Guttmacher’s analysis found that Arizona is one of the states with the highest rate of vaccine-preventable disease deaths among children under five.
Arizona has a rate of vaccine-preventable disease deaths that is more than double the national average.
Guttmacher found that vaccine exemptions in Arizona were most common among minority children with incomes at the lowest end of the spectrum.
Almost one-third of Arizona’s child Medicaid-eligible children were offered a vaccine exemption.
Unlike most states, Arizona offers not just waivers to religious or philosophical reasons, but also for geographic reasons.
Where there are fewer vaccine exemptions, Arizona also saw a steep decline in the number of cases of vaccine-preventable disease from the 2011 survey through 2016.
California, the epicenter of vaccine-autism controversy, saw the most growth in the number of children of childhood exposure to vaccine-preventable disease.

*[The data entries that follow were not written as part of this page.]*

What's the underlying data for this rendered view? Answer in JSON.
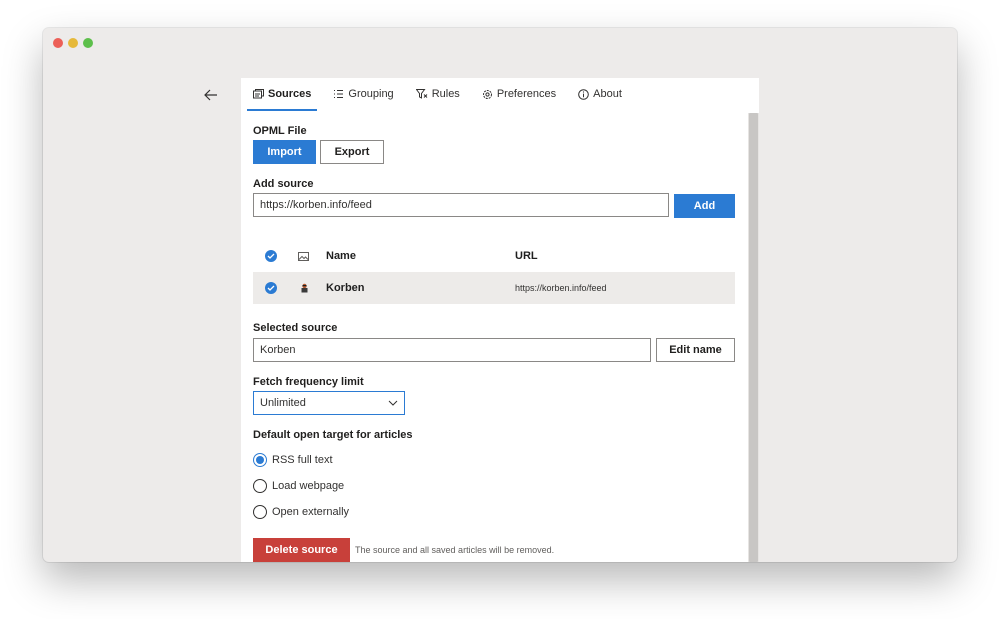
{
  "tabs": [
    {
      "label": "Sources",
      "icon": "sources-icon"
    },
    {
      "label": "Grouping",
      "icon": "grouping-icon"
    },
    {
      "label": "Rules",
      "icon": "filter-icon"
    },
    {
      "label": "Preferences",
      "icon": "gear-icon"
    },
    {
      "label": "About",
      "icon": "info-icon"
    }
  ],
  "opml": {
    "label": "OPML File",
    "import_label": "Import",
    "export_label": "Export"
  },
  "add_source": {
    "label": "Add source",
    "value": "https://korben.info/feed",
    "button_label": "Add"
  },
  "table": {
    "headers": {
      "name": "Name",
      "url": "URL"
    },
    "rows": [
      {
        "name": "Korben",
        "url": "https://korben.info/feed",
        "selected": true
      }
    ]
  },
  "selected_source": {
    "label": "Selected source",
    "value": "Korben",
    "button_label": "Edit name"
  },
  "fetch": {
    "label": "Fetch frequency limit",
    "selected": "Unlimited"
  },
  "open_target": {
    "label": "Default open target for articles",
    "options": [
      "RSS full text",
      "Load webpage",
      "Open externally"
    ],
    "selected_index": 0
  },
  "delete": {
    "button_label": "Delete source",
    "hint": "The source and all saved articles will be removed."
  },
  "colors": {
    "accent": "#2b7bd3",
    "danger": "#c8403a",
    "row_highlight": "#edebe9"
  }
}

Alabama is one of three states that have coverage rates for vaccines that are higher than the national average.
The report shows the average vaccination rate in the United States has increased over the past five years by more than two percentage points.
There are still, however, 30 states that have vaccination rates below the national average for children and adolescents.